Please copy each line below that contains the word "layout".

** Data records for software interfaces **
--- START ---

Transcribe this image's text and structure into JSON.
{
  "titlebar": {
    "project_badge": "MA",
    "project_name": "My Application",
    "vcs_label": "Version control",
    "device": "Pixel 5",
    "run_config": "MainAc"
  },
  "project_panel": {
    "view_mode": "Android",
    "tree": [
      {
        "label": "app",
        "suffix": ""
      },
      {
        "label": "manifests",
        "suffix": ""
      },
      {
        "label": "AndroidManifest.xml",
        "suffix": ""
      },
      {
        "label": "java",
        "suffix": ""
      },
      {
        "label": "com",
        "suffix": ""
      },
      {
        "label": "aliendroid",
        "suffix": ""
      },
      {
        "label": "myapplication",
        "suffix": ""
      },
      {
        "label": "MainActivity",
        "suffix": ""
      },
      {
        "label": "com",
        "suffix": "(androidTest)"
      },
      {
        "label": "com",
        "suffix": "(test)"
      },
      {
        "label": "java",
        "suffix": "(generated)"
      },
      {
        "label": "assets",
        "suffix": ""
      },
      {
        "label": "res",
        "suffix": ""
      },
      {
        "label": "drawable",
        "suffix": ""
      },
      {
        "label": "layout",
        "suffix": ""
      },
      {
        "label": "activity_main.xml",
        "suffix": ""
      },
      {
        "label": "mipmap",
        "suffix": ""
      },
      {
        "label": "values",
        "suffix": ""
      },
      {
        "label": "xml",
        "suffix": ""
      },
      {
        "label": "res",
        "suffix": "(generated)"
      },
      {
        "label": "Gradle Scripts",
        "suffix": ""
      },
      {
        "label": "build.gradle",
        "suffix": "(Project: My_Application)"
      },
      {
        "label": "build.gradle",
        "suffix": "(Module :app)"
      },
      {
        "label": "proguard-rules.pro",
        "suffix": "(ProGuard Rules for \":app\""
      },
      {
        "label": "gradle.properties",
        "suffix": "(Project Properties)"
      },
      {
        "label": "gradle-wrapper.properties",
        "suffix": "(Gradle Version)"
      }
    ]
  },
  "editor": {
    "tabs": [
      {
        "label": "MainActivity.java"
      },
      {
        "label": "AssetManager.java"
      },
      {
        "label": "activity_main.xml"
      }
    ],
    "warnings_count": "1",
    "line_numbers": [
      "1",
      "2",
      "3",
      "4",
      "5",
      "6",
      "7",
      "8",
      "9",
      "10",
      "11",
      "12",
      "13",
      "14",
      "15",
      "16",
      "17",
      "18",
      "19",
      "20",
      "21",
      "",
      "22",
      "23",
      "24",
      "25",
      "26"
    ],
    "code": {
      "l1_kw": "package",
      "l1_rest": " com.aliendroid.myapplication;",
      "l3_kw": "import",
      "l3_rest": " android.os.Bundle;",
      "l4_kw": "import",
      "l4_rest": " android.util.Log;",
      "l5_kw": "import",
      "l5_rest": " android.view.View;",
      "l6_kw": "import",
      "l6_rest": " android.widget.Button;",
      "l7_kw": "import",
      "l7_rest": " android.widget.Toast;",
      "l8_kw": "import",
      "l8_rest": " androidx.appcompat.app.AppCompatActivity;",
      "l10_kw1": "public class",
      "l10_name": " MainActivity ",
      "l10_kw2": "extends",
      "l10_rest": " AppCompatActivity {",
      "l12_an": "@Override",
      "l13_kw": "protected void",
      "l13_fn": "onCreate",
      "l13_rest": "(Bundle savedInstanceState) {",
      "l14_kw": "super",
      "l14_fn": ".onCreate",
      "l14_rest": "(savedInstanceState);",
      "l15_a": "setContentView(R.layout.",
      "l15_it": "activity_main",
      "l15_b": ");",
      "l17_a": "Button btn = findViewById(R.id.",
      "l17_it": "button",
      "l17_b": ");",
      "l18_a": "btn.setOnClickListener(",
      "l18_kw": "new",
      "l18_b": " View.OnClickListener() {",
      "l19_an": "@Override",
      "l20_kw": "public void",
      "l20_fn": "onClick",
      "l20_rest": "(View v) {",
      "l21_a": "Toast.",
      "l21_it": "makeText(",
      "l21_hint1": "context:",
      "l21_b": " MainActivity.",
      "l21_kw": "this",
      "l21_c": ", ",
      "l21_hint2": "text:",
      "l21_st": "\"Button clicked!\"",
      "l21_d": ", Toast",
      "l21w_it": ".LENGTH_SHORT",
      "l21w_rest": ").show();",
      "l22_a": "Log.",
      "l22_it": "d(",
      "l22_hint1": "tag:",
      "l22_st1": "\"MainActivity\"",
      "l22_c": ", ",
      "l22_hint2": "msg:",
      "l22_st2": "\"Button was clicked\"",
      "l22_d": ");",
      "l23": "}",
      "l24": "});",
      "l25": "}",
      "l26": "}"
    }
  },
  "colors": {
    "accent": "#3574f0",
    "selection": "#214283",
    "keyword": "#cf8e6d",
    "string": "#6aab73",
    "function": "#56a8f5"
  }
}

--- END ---

** EXERCISE SOLUTION **
        "label": "layout",
      "l15_a": "setContentView(R.layout.",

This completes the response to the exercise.